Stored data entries
== Segment start ==
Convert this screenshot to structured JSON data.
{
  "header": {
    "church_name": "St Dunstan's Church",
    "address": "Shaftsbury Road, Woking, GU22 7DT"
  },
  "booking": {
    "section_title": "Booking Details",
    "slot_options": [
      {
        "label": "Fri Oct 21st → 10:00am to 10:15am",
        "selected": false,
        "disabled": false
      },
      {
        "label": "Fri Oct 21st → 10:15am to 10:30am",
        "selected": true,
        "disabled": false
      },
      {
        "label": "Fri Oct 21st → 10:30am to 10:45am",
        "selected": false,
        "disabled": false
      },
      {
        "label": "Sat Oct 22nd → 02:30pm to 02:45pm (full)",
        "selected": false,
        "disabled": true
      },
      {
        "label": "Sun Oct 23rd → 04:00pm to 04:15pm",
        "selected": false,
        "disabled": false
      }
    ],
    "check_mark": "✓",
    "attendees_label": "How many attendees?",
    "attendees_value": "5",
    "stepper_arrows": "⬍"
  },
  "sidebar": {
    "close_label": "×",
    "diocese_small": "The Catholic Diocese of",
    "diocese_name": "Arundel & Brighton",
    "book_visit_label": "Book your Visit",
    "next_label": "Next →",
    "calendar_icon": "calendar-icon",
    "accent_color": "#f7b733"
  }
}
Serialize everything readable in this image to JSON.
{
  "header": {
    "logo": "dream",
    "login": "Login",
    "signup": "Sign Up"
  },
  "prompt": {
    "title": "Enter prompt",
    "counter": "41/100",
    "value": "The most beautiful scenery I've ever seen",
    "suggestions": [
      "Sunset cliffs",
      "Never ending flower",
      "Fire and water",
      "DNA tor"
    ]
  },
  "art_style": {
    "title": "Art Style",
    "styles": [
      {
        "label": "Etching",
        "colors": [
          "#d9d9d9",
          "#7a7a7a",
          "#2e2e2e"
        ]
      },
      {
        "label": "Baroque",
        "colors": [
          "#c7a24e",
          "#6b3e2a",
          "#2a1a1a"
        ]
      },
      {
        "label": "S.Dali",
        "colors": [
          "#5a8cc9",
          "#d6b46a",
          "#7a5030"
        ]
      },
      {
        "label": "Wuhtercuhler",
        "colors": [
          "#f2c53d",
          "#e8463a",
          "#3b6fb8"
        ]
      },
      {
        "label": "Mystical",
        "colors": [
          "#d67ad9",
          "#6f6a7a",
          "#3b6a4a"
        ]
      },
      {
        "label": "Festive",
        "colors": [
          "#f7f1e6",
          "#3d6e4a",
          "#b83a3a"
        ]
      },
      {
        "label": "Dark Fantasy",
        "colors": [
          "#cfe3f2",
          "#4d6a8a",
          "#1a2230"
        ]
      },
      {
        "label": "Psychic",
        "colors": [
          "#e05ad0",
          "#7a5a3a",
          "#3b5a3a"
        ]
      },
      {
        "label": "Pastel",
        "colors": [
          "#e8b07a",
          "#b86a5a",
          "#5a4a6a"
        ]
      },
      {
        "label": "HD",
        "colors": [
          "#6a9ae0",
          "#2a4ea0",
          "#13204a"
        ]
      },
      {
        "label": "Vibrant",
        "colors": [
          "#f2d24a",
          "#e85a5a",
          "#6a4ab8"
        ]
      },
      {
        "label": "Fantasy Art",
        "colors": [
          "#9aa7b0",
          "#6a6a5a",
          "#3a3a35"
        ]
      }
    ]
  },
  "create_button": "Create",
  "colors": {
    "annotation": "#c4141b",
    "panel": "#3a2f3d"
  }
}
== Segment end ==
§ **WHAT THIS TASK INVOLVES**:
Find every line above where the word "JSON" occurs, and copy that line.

§ **TASK RESULT**:
Convert this screenshot to structured JSON data.
Serialize everything readable in this image to JSON.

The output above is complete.